Since industrialisation has had a global impact and bound carbon is used as a mass resource in the form of oil, gas and coal, our climate is warming up at an alarming rate. The consequences that climate change will have for us depend entirely on the mass of greenhouse gases emitted and the increase in temperature they trigger. Global changes of this kind present us with new challenges: what scenarios can we expect when our climate warms up so rapidly?
The average temperature on earth has risen by 1.1 °C over the last 80 years. The warmer climate is also warming the oceans: the surface water has heated up by an average of 0.8 °C. This results in what is probably the most well-known consequence of global warming: the melting of ice. The glaciers of the major mountain ranges are melting and the sea ice of the polar caps is disappearing at an alarming rate. 40% of ice mass has been lost at the North and South Poles in the last 30 years alone, and the Alps have lost about half their ice since industrialisation. The loss of ice mass, especially sea ice, means that less sunlight is reflected. The more ice melts, the faster the climate warms up.

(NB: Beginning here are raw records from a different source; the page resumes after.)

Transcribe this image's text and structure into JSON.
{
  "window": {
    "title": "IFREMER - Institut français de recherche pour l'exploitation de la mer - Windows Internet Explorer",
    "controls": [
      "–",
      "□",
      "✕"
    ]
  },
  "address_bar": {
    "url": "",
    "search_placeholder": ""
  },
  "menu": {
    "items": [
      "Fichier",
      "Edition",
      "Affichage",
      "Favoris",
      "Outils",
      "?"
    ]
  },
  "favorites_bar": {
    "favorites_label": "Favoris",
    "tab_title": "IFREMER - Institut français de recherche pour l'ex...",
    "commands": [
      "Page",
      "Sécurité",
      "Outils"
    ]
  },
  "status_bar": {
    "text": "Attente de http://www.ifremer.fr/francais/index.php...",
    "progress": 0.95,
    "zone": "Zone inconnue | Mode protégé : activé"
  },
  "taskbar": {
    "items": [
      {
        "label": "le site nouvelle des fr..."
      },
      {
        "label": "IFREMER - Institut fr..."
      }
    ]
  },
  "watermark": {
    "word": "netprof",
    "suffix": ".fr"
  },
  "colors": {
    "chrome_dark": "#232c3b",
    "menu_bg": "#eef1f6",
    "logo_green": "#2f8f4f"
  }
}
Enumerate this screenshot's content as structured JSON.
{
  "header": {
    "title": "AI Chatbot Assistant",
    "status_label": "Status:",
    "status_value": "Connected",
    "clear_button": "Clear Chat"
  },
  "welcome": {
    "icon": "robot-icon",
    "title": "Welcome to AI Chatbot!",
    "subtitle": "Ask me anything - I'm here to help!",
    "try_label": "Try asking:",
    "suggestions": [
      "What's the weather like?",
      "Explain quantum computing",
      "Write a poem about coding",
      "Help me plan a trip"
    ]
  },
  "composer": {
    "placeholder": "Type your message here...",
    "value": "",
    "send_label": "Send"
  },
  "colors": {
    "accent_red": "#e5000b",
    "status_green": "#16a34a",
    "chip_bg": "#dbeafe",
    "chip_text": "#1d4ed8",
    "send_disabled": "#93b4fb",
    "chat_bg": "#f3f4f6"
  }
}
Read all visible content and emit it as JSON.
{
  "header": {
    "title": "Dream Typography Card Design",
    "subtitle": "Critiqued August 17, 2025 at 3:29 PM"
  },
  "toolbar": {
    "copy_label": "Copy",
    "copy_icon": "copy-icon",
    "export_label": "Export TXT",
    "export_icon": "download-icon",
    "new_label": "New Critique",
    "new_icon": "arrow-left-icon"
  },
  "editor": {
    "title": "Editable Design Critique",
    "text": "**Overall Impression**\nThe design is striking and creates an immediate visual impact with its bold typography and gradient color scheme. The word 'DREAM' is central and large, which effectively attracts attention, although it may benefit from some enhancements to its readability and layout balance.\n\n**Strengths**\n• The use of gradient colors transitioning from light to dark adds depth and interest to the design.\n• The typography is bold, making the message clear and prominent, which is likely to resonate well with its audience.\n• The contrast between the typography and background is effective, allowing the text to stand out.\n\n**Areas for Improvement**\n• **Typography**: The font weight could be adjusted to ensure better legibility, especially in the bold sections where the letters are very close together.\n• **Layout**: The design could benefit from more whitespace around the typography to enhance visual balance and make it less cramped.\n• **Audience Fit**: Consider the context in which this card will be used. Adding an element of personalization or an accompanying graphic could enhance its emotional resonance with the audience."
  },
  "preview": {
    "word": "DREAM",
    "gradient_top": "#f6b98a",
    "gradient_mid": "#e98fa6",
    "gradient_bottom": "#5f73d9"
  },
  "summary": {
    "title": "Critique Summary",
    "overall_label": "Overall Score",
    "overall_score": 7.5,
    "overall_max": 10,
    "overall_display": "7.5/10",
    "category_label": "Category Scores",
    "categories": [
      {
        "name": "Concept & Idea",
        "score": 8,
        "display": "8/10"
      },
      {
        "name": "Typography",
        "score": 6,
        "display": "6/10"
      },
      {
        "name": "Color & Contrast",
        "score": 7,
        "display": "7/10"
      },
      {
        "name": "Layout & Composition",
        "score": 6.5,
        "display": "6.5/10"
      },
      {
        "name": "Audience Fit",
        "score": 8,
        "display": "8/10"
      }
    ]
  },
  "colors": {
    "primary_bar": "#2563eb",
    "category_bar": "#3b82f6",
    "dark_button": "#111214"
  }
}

A rapid rise in sea level poses a particular threat to densely populated coastal regions. About 10% of the population lives near the coast, not even ten metres above sea level. Metropolises, including New York, Tokyo and Shanghai, will become completely uninhabitable in the event of a drastic rise. Developing countries, such as Indonesia or Bangladesh, are among the most severely threatened regions. In Bangladesh, about 17% of the country's surface area is less than one metre above sea level. Financial means to ensure coastal protection and to carry out state resettlement are not available. Island states, such as the Maldives, could disappear completely. A rise in sea level of only a few metres would result in almost one billion climate refugees.
Our oceans bind CO₂ in the form of carbonic acid (H₂CO₃). As the gas content in the atmosphere increases, the pH value of the water decreases and the oceans become acidic. Coral reefs are considered to be particularly sensitive ecosystems, which play an enormously important role in coastal protection, as well as being home to countless animal species. Corals, mussels and all living creatures that form a calcareous shell of calcium carbonate (CaCO₃) die due to acidification and anoxia (lack of oxygen). They are therefore missing in the food chain of other animals and as pollutant filters of the oceans. Since 2016 more than half of the Great Barrier Reef, the largest reef in the world, has died. The biodiversity of these ecosystems is drastically reduced.
In addition to coral reefs, many other ecosystems are threatened by the constant rise in temperature. The tropical rainforests in Costa Rica, for example, are threatened with extinction due to constant drought. The arctic and alpine regions are also particularly affected. Due to the lack of sea ice, the polar bear loses its hunting grounds and starves to death. In 2004, a study by Chris D. Thomas in Nature showed an estimated species loss rate of 9-52%, depending on the emission rate. The average forecast is 24%. Such a loss can be described as the mass extinction of the Earth's history. The ecosystems of our earth have not been able to cope with such rapid climate changes. Anthropogenic climate changes occur much faster than the natural adaptation of flora and fauna to their environment.
The most noticeable effects will be weather extremes: with a temperature increase of 1°C, air can absorb up to 7% more water. The location of the dry regions will shift due to the higher water content of the air. Precipitation patterns will change, both drought and precipitation will increase. Dry regions will become even drier and wetlands will have to cope with flooding. Extreme phenomena such as hurricanes, heat waves and forest fires will become more and more normal.
Extreme droughts and the melting of glacial ice will greatly reduce drinking water sources, which would lead to drastic water shortages. With global population growth, international conflicts over drinking water and streams of refugees from arid or flooded areas, we are facing unprecedented problems whose effects on the economy and society we cannot foresee. But it is for sure that our economic growth will suffer greatly from the consequences of climate change. The more greenhouse gases we emit, the more extreme these effects will be on us humans and on the delicate balance of nature. Our greenhouse gas budget of the atmosphere is constantly decreasing and in order to limit a temperature increase to a few degrees, the course must be changed.